The first episode of the third series, which was screened from 8pm until 8.30pm on ITV, was an action-packed affair. First up for the Hexham-born star was a trip to the former RAF training base at Milfield. Here, Robson was given a lesson in flying a glider, soaring like a bird over the Cheviot Hills. He described the experience as 'absolutely magical' and, after taking control of the aircraft, he added: "My father would have been so proud. He always wanted me to be a pilot." However, the flight from the former RAF training base also proved to be a poignant one for Robson, who said: "It is strange to think that over 70 years ago, World War Two pilots were training here over the landscape of Northumberland - many of them sadly never to return."

Robson Green took to the skies above Northumberland in the series opener of Further Tales from Northumberland.

Robson Green took to the skies above Northumberland in the series opener of Further Tales from Northumberland.

Next up for Robson was a helicopter flight over the gardens created by renowned 18th century landscape gardener, Lancelot 'Capability' Brown. Robson paid a visit to Brown’s birthplace at Kirkharle, where the current owners, Kitty and John Anderson, are continuing his legacy by bringing to life one of Capability’s long-lost garden designs. After his trip, Robson said: "Kirkharle does something that no other Capability Brown landscape can do - it lets us see how his gardens would have looked in his lifetime. Kirkharle is a great way to learn about the humble Northumberland gardener who transformed the English landscape."

Finally, Robson visited Battle Bridge Farm, just outside of Alnwick, where one of the more unusual sights can be seen from the skies above Northumberland - a collection of 350 combine harvesters. Robson admitted: "It has a unique claim to fame - the largest number of combine harvesters in the country. From here (the sky above the farm), it is quite a sight. It is known locally as the combine-harvester graveyard. It is a unique monument to agriculture."

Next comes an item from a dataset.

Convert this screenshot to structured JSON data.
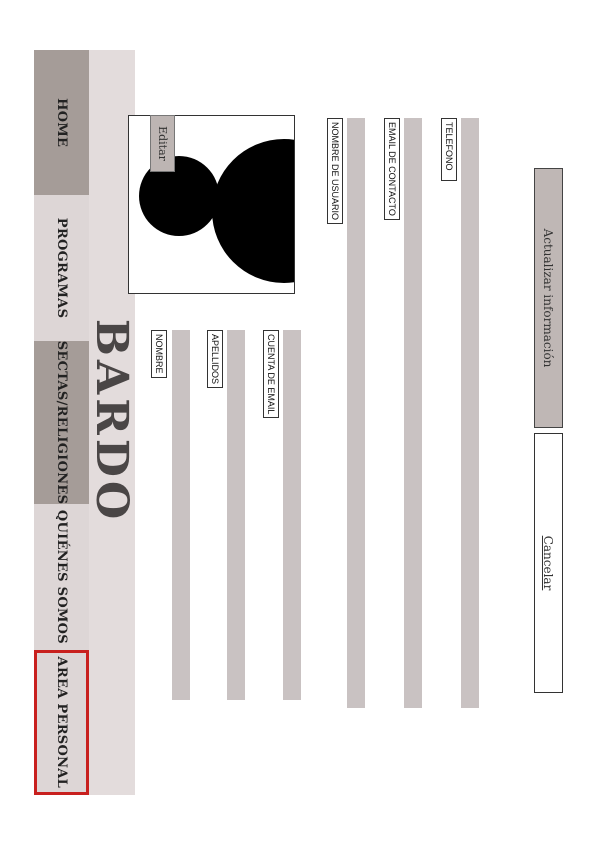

Reflecting on his bird's-eye view of Northumberland, Robson said: "It is amazing the things you can see up here that you don't get sight of from ground level. From the bends and curves of our great rivers to the rich colours of the farmland and countryside. There are some parts of this county that are really best seen from above. Every hill, every monument, every mark on the landscape tells us a different story about our past."

In each episode of the weekly, eight-part third series, Robson will tackle a different journey through Northumberland, including hiking the Pennine Way and following the route of the River Tyne. Along the way he’ll tell the stories of the people and landmarks he encounters on his travels. The third series also sees Robson take on exciting new experiences, including sailing a 100-year-old tall ship in the North Sea, fell running in the Cheviots, leading The Rothbury Highland Pipe Band in a commemorative parade through the village, taking a tour round The Alnwick Garden's Poison Garden with The Duchess of Northumberland and ringing osprey chicks in Kielder Forest. He’ll also uncover the stories behind Northumberland’s fascinating history, traditions and wildlife - including tales of Britain’s oldest working lifeboat station, seafaring explorers and Anglo-Saxon kings.

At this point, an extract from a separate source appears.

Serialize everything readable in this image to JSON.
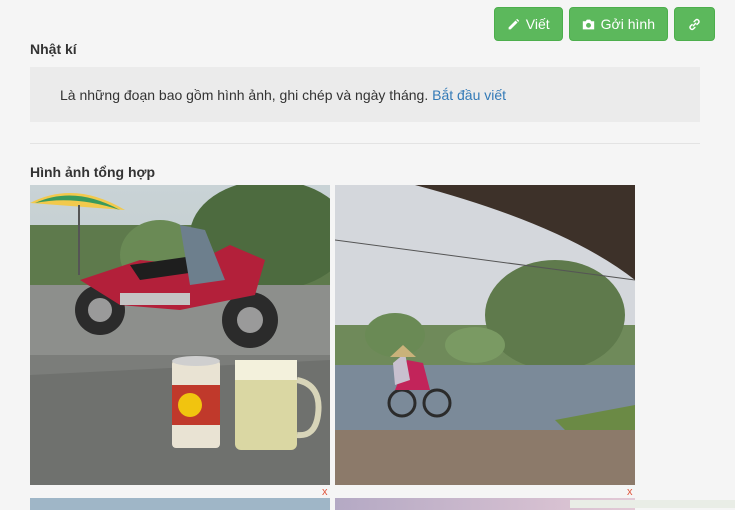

Robson Green in the glider at Milfield.

Robson Green in the glider at Milfield.

Robson and John Manners at Battle Bridge Farm, which has a huge collection of combine harvesters.

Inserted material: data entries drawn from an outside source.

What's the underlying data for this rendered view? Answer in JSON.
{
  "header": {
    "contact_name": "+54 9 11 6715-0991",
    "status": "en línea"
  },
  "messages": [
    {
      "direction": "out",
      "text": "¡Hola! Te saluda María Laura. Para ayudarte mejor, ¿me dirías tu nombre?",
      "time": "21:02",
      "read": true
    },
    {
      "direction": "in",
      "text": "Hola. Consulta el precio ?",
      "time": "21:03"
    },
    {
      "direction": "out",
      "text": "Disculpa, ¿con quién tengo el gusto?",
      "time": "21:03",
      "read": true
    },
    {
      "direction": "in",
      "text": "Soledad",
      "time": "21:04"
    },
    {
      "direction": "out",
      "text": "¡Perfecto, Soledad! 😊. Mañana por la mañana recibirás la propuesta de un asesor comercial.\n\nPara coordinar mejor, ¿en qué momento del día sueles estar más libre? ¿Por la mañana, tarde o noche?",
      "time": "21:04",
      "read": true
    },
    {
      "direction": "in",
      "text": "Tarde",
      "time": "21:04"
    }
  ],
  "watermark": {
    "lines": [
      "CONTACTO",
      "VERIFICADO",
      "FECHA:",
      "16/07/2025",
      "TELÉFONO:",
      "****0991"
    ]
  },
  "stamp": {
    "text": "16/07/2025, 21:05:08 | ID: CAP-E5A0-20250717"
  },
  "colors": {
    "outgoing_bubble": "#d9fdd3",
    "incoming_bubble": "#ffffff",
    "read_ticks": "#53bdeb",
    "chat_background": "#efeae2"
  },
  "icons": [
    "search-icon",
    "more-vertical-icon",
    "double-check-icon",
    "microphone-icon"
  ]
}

Robson and John Manners at Battle Bridge Farm, which has a huge collection of combine harvesters.